Grocott & Ward, comps. Grocott’s Familiar Quotations, 6th ed. 189-?.


Many shall run to and fro, and knowledge shall be increased.
Daniel, Chap. xii. Ver. 4.

Just notions will into good actions grow,
And to our reason we our virtues owe;
False judgments are the unhappy source of ill,
And blinded error draws the passive will.
To know one God, and know ourselves, is all
We can true happiness or wisdom call.
Reading.—Christian instructed, 3 Notes and Queries, 240.

Beyond abstain
To ask; nor let thine own inventions hope
Things not reveal’d, which the invisible King
Only omniscient, hath suppress’d in night;—
Enough is left besides to search and know.
Knowledge is as food, and needs no less
Her temperance over appetite.
Milton.—Par. Lost, Book VII.

Which who mislike, the fault is in their judgments quite out of taste, and not in the sweet food of sweetly uttered knowledge.
Sir Philip Sydney.—Apology for Poetry. Arber’s re-print, Page 27.

Knowledge and Wisdom, far from being one,
Have oft-times no connexion. Knowledge dwells
In heads replete with thoughts of other men;
Wisdom in minds attentive to their own.
Cowper.—The Task, Book VI., Line 88.

Knowledge is power.—
Bacon.—De Heresibus, Nam et ipsa scientia potestas est; for knowledge itself is power.

A wise man is strong; yea, a man of knowledge increaseth strength.
Solomon.—Book of Proverbs, Chap. xxiv. Ver. 5.

Our knowledge is our power, and God our strength.
Southey.—Madoc.
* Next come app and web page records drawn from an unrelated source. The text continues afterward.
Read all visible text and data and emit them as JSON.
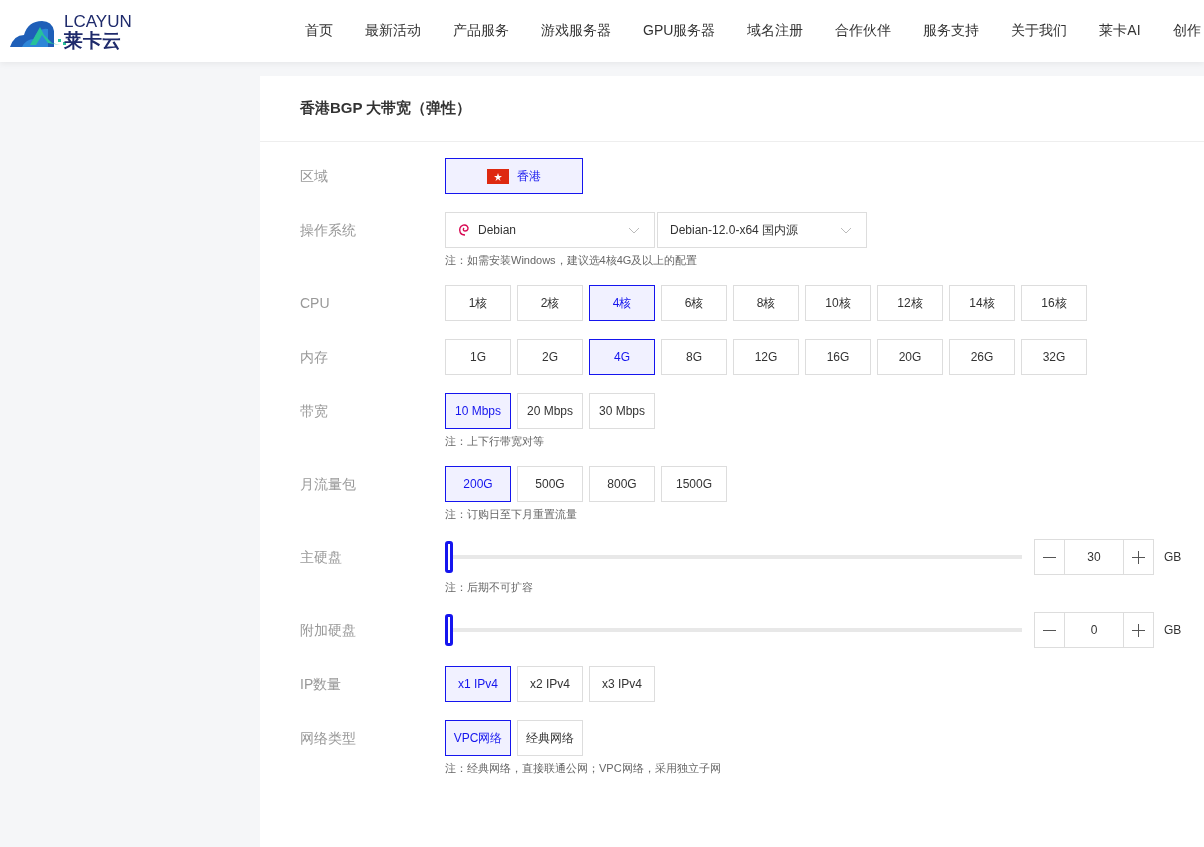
{
  "header": {
    "logo": {
      "latin": "LCAYUN",
      "chinese": "莱卡云"
    },
    "nav": [
      "首页",
      "最新活动",
      "产品服务",
      "游戏服务器",
      "GPU服务器",
      "域名注册",
      "合作伙伴",
      "服务支持",
      "关于我们",
      "莱卡AI",
      "创作"
    ]
  },
  "product": {
    "title": "香港BGP 大带宽（弹性）"
  },
  "form": [
    {
      "kind": "region",
      "label": "区域",
      "options": [
        {
          "label": "香港",
          "selected": true
        }
      ]
    },
    {
      "kind": "select",
      "label": "操作系统",
      "selects": [
        "Debian",
        "Debian-12.0-x64 国内源"
      ],
      "note": "注：如需安装Windows，建议选4核4G及以上的配置"
    },
    {
      "kind": "options",
      "label": "CPU",
      "options": [
        {
          "label": "1核",
          "selected": false
        },
        {
          "label": "2核",
          "selected": false
        },
        {
          "label": "4核",
          "selected": true
        },
        {
          "label": "6核",
          "selected": false
        },
        {
          "label": "8核",
          "selected": false
        },
        {
          "label": "10核",
          "selected": false
        },
        {
          "label": "12核",
          "selected": false
        },
        {
          "label": "14核",
          "selected": false
        },
        {
          "label": "16核",
          "selected": false
        }
      ]
    },
    {
      "kind": "options",
      "label": "内存",
      "options": [
        {
          "label": "1G",
          "selected": false
        },
        {
          "label": "2G",
          "selected": false
        },
        {
          "label": "4G",
          "selected": true
        },
        {
          "label": "8G",
          "selected": false
        },
        {
          "label": "12G",
          "selected": false
        },
        {
          "label": "16G",
          "selected": false
        },
        {
          "label": "20G",
          "selected": false
        },
        {
          "label": "26G",
          "selected": false
        },
        {
          "label": "32G",
          "selected": false
        }
      ]
    },
    {
      "kind": "options",
      "label": "带宽",
      "options": [
        {
          "label": "10 Mbps",
          "selected": true
        },
        {
          "label": "20 Mbps",
          "selected": false
        },
        {
          "label": "30 Mbps",
          "selected": false
        }
      ],
      "note": "注：上下行带宽对等"
    },
    {
      "kind": "options",
      "label": "月流量包",
      "options": [
        {
          "label": "200G",
          "selected": true
        },
        {
          "label": "500G",
          "selected": false
        },
        {
          "label": "800G",
          "selected": false
        },
        {
          "label": "1500G",
          "selected": false
        }
      ],
      "note": "注：订购日至下月重置流量"
    },
    {
      "kind": "slider",
      "label": "主硬盘",
      "level": 0,
      "value": "30",
      "unit": "GB",
      "note": "注：后期不可扩容"
    },
    {
      "kind": "slider",
      "label": "附加硬盘",
      "level": 0,
      "value": "0",
      "unit": "GB"
    },
    {
      "kind": "options",
      "label": "IP数量",
      "options": [
        {
          "label": "x1 IPv4",
          "selected": true
        },
        {
          "label": "x2 IPv4",
          "selected": false
        },
        {
          "label": "x3 IPv4",
          "selected": false
        }
      ]
    },
    {
      "kind": "options",
      "label": "网络类型",
      "options": [
        {
          "label": "VPC网络",
          "selected": true
        },
        {
          "label": "经典网络",
          "selected": false
        }
      ],
      "note": "注：经典网络，直接联通公网；VPC网络，采用独立子网"
    }
  ]
}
Part I. VI. 63.

The desire of knowledge in excess caused man to fall.
Bacon.—Essay 13, On Goodness.

Human knowledge is the parent of doubt.
Greville.—Maxims No. 26, 3 Ed. 1768.